A government official in Burma said Mr Cameron would meet President Thein Sein in the capital, Naypyidaw, and hold talks with the opposition leader Aung San Suu Kyi in Rangoon the same day. Downing Street would not confirm whether the visit had been agreed.

In January William Hague paved the way for the trip when he became the first British foreign secretary to visit Burma since 1955, after the political and economic reforms instigated by President Thein Sein last year. The US Secretary of State, Hilary Clinton, has also visited the country.

But a visit by Mr Cameron would be an important sign that the international community is keen to normalise relations with Myanmar. European Union ministers will meet later this month to review sanctions against the country after last week's elections, which saw Ms Suu Kyi elected to parliament.

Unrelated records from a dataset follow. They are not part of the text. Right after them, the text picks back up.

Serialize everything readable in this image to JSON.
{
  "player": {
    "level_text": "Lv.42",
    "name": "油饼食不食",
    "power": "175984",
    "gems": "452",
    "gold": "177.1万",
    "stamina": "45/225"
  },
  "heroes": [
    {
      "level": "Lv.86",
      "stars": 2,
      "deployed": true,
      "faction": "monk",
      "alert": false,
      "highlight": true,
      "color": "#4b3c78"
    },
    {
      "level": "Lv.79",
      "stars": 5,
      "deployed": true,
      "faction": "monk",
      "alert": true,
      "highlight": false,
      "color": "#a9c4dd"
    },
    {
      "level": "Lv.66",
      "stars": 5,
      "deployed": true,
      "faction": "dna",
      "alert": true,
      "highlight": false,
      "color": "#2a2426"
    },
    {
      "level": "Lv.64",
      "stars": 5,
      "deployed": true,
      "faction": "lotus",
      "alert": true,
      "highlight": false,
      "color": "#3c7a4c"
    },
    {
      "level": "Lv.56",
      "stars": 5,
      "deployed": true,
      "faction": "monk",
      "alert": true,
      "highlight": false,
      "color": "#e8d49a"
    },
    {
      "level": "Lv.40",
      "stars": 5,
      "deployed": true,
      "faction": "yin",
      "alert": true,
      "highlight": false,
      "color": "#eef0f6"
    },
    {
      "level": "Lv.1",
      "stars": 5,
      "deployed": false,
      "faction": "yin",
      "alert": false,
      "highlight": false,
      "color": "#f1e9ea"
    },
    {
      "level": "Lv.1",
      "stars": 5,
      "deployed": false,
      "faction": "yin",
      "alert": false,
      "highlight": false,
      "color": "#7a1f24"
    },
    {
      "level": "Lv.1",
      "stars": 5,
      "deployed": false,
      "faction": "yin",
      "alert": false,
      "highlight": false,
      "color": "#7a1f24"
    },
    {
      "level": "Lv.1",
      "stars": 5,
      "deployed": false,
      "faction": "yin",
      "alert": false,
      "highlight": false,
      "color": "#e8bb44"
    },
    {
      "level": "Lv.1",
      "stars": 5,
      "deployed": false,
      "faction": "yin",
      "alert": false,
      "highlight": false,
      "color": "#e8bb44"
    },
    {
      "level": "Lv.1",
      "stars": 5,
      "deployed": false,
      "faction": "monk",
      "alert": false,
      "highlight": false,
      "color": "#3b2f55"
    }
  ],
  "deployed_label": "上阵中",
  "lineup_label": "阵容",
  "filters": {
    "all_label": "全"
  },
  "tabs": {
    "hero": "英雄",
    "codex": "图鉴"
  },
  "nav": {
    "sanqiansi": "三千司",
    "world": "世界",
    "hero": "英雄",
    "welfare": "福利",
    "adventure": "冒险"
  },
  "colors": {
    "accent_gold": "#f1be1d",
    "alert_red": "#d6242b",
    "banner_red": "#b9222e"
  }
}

In the last few months, Burma has released most of its acknowledged political prisoners, struck peace deals with ethnic rebels, allowed aid convoys in, and finally staged elections widely regarded as having been free and fair.

While some nations have argued for all sanctions to be removed, Britain and Nordic nations favour a "step by step" approach to ensure reforms continue, EU diplomats have said. The US announced last week it would ease selected sanctions, including restrictions on investment to Burma, but said measures would stay in place against those opposed to reform.

Mr Cameron, who is travelling with a group of leading British businessmen, will also want to use the opportunity to get ahead of other Western countries and push for British trade and investment in its former colony.

Asian countries such as China, Thailand and India are already investing in Burma's rich natural resources, an opportunity shut off to the West because of sanctions. But the highlight of the trip is likely to be the meeting with Ms Suu Kyi, who spent 15 of the past 22 years locked up by the former junta.

She won a seat in parliament for the first time in by-elections on 1 April that were largely praised as a step towards democracy. Her National League for Democracy party secured 43 of the 44 seats it contested, becoming the main opposition force in a national parliament dominated by the military and its political allies.

She will take her seat in the lower house for the first time on 23 April. Mr Hague hailed the 66-year-old's election success as a "historic result" for the people of Burma, and urged Thein Sein to stay on the track to reform.

Observers say the regime now needs Ms Suu Kyi in parliament to bolster the legitimacy of its political system and help to further ease Western sanctions.